Not certain if this is worthy of it's own Thread, but whatever.
I went against my long standing rule to not buy first production designs and got a new Tracer VP a few weeks ago. The bike as a whole has been decent, but I'm severly disappointed about the lack of room to run a decent chainguide. E.13 DRS was less than adequate and the Black Spire Stinger worked just so-so if I was pushing the larger cogs on the cassette. Due to a low chainstay coupled with the low hanging VPP lower linkage, there really isn't any space to allow for a guide to be rotated back around far enough to put any tension on the chain.
This is the max rotation allowable on the Stinger. Any further rotation and the pulley bolt hits the lower VPP linkage.
Design flaw? Or just my stupidity? Haven't figured that one out yet, but I'm not too happy.
So rather than cry about it, like I normally would I decided to give it another go but get all Adam Craig and Ross Schnell on the bike-two of the proponents of this guide.
I give you the new MRP X.1
Obviously, there is no lower pulley or even a lower section of boomerang to hang a lower pulley. Well, because the Tracer frame doesn't allow for it.
The good news is the fit is near spot on with the one spacer included putting the chainline at 50mm. I had to bend the backplate back just a hair to keep it from rubbing hard in the easy gears, but other than that it just went on with ease.
The instructions are pretty straight forward and it comes with spacers if you want to use normal chainring bolts. I was lucky enough to have a set of new Sinz BMX chainring bolts and used those in lieu of the spacers.
And before I even took a pedal stroke, I realized that this experiment was going to suck balls for first bit so in single speeder tradition I swapped out the 711mm Sunline V-ones for a pair of 2010 Race Face Atlas FR low riser bars coming in a 31 inches wide which provide a phenominal amount of leverage and
place the entirety of your hand in harms way on tight tree sections
. I also bumped up the low speed compression on the Fox 36 to calm the front end down when grinding out of the saddle.
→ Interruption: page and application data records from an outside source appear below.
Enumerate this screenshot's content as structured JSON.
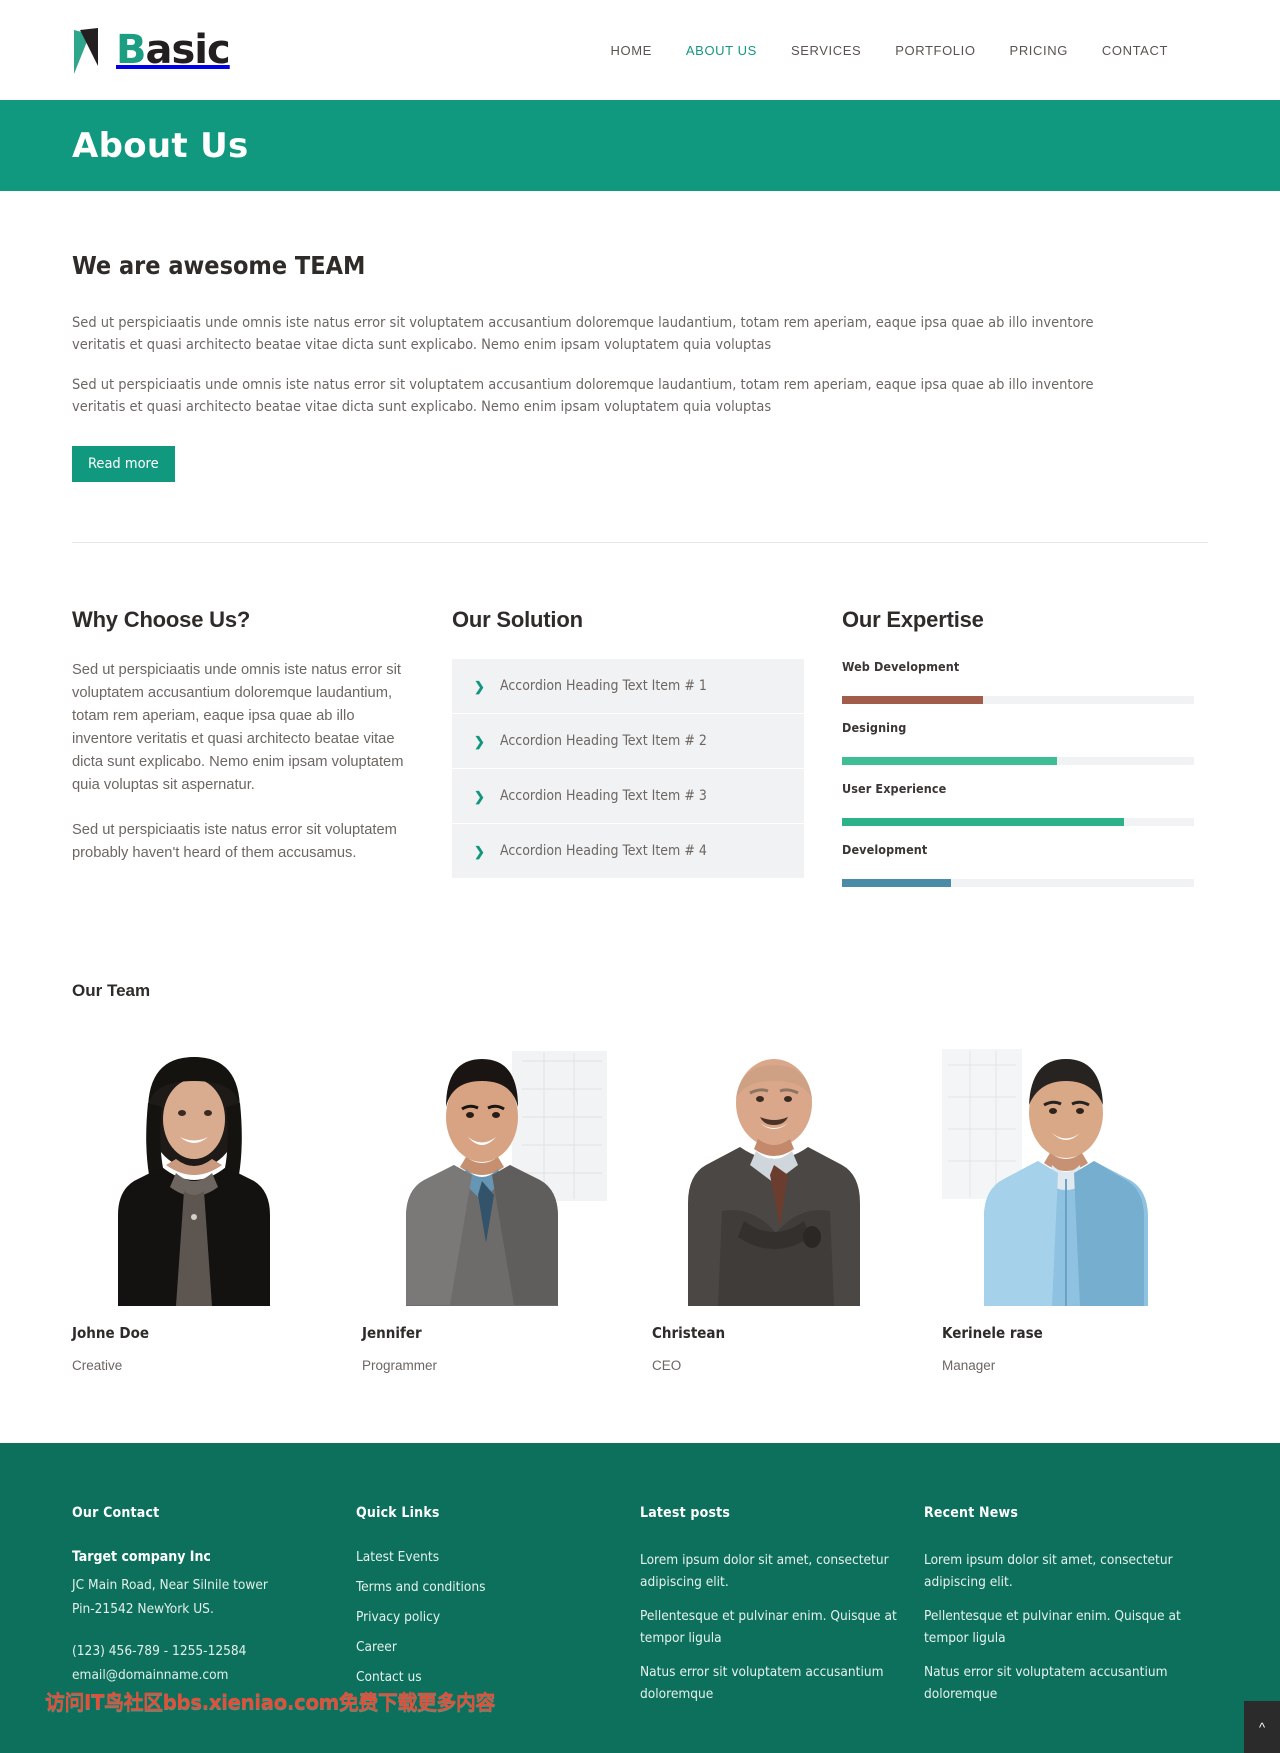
{
  "brand": {
    "logo_b": "B",
    "logo_rest": "asic",
    "mark_icon": "flag-mark-icon"
  },
  "nav": {
    "items": [
      {
        "label": "HOME",
        "active": false
      },
      {
        "label": "ABOUT US",
        "active": true
      },
      {
        "label": "SERVICES",
        "active": false
      },
      {
        "label": "PORTFOLIO",
        "active": false
      },
      {
        "label": "PRICING",
        "active": false
      },
      {
        "label": "CONTACT",
        "active": false
      }
    ]
  },
  "banner": {
    "title": "About Us"
  },
  "intro": {
    "heading": "We are awesome TEAM",
    "paragraph1": "Sed ut perspiciaatis unde omnis iste natus error sit voluptatem accusantium doloremque laudantium, totam rem aperiam, eaque ipsa quae ab illo inventore veritatis et quasi architecto beatae vitae dicta sunt explicabo. Nemo enim ipsam voluptatem quia voluptas",
    "paragraph2": "Sed ut perspiciaatis unde omnis iste natus error sit voluptatem accusantium doloremque laudantium, totam rem aperiam, eaque ipsa quae ab illo inventore veritatis et quasi architecto beatae vitae dicta sunt explicabo. Nemo enim ipsam voluptatem quia voluptas",
    "button_label": "Read more"
  },
  "why_choose": {
    "heading": "Why Choose Us?",
    "paragraph1": "Sed ut perspiciaatis unde omnis iste natus error sit voluptatem accusantium doloremque laudantium, totam rem aperiam, eaque ipsa quae ab illo inventore veritatis et quasi architecto beatae vitae dicta sunt explicabo. Nemo enim ipsam voluptatem quia voluptas sit aspernatur.",
    "paragraph2": "Sed ut perspiciaatis iste natus error sit voluptatem probably haven't heard of them accusamus."
  },
  "solution": {
    "heading": "Our Solution",
    "chevron_icon": "chevron-right-icon",
    "items": [
      {
        "label": "Accordion Heading Text Item # 1"
      },
      {
        "label": "Accordion Heading Text Item # 2"
      },
      {
        "label": "Accordion Heading Text Item # 3"
      },
      {
        "label": "Accordion Heading Text Item # 4"
      }
    ]
  },
  "expertise": {
    "heading": "Our Expertise",
    "track_color": "#f1f2f3",
    "skills": [
      {
        "label": "Web Development",
        "percent": 40,
        "color": "#a25c4c"
      },
      {
        "label": "Designing",
        "percent": 61,
        "color": "#3fbe96"
      },
      {
        "label": "User Experience",
        "percent": 80,
        "color": "#2cb189"
      },
      {
        "label": "Development",
        "percent": 31,
        "color": "#4a8ba8"
      }
    ]
  },
  "team": {
    "heading": "Our Team",
    "members": [
      {
        "name": "Johne Doe",
        "role": "Creative",
        "photo": "woman-dark-hair-black-jacket"
      },
      {
        "name": "Jennifer",
        "role": "Programmer",
        "photo": "young-man-grey-suit-blue-tie"
      },
      {
        "name": "Christean",
        "role": "CEO",
        "photo": "older-man-bald-grey-suit"
      },
      {
        "name": "Kerinele rase",
        "role": "Manager",
        "photo": "man-light-blue-shirt"
      }
    ]
  },
  "footer": {
    "contact": {
      "heading": "Our Contact",
      "company": "Target company Inc",
      "address_line1": "JC Main Road, Near Silnile tower",
      "address_line2": "Pin-21542 NewYork US.",
      "phone": "(123) 456-789 - 1255-12584",
      "email": "email@domainname.com"
    },
    "quick_links": {
      "heading": "Quick Links",
      "items": [
        {
          "label": "Latest Events"
        },
        {
          "label": "Terms and conditions"
        },
        {
          "label": "Privacy policy"
        },
        {
          "label": "Career"
        },
        {
          "label": "Contact us"
        }
      ]
    },
    "latest_posts": {
      "heading": "Latest posts",
      "items": [
        {
          "text": "Lorem ipsum dolor sit amet, consectetur adipiscing elit."
        },
        {
          "text": "Pellentesque et pulvinar enim. Quisque at tempor ligula"
        },
        {
          "text": "Natus error sit voluptatem accusantium doloremque"
        }
      ]
    },
    "recent_news": {
      "heading": "Recent News",
      "items": [
        {
          "text": "Lorem ipsum dolor sit amet, consectetur adipiscing elit."
        },
        {
          "text": "Pellentesque et pulvinar enim. Quisque at tempor ligula"
        },
        {
          "text": "Natus error sit voluptatem accusantium doloremque"
        }
      ]
    },
    "watermark": "访问IT鸟社区bbs.xieniao.com免费下载更多内容",
    "to_top_icon": "chevron-up-icon"
  },
  "colors": {
    "brand_teal": "#119980",
    "footer_teal": "#0c705c",
    "accent_link": "#159684",
    "body_text": "#6d6662",
    "heading_text": "#2f2b29"
  }
}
The obvious difference from the previous set up is the lack of a granny gear. Normally I run either a 22/38 or a 22/36, but decided to bump it down to a 34 ring for my first few rides up in Park City, UT.
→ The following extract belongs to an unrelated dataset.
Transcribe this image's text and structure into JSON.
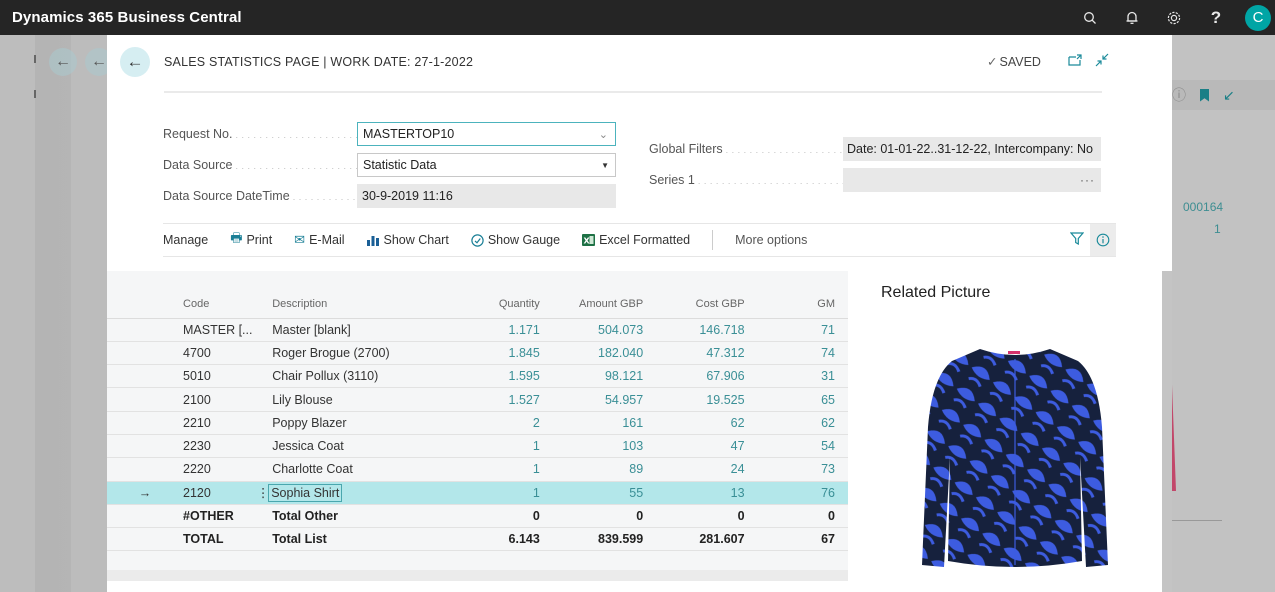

If you're not used to a 1x9 setup on a 6inch travel bike it is going to suck at first. And suck hard. My first ride was a 15 miler from Park City over to Deer Valley with a fine 10 miles of sustained climbing. I don't think I dropped the 'F'-bomb more on a ride than on that one. By the time I was done, my legs were gone.
After a couple of rides the body just starts to adjust and adapt to the gear and today I finished one of the harder, in terms of sheer elevation gain vs. short distance, rides in Park City. It still sucked, but sucked a lot less and surprisingly I was usually out in front of those who could kick it down into a granny gear and rest a bit including another friend on a similar Tracer VP (sans the X.1) who also races. Without that luxury, you have to have momentum and speed on your side which translates into you going faster than your friends.
Anyway, there's another option out there. You can read more about the device and another person's perspective on Velosnooze's website here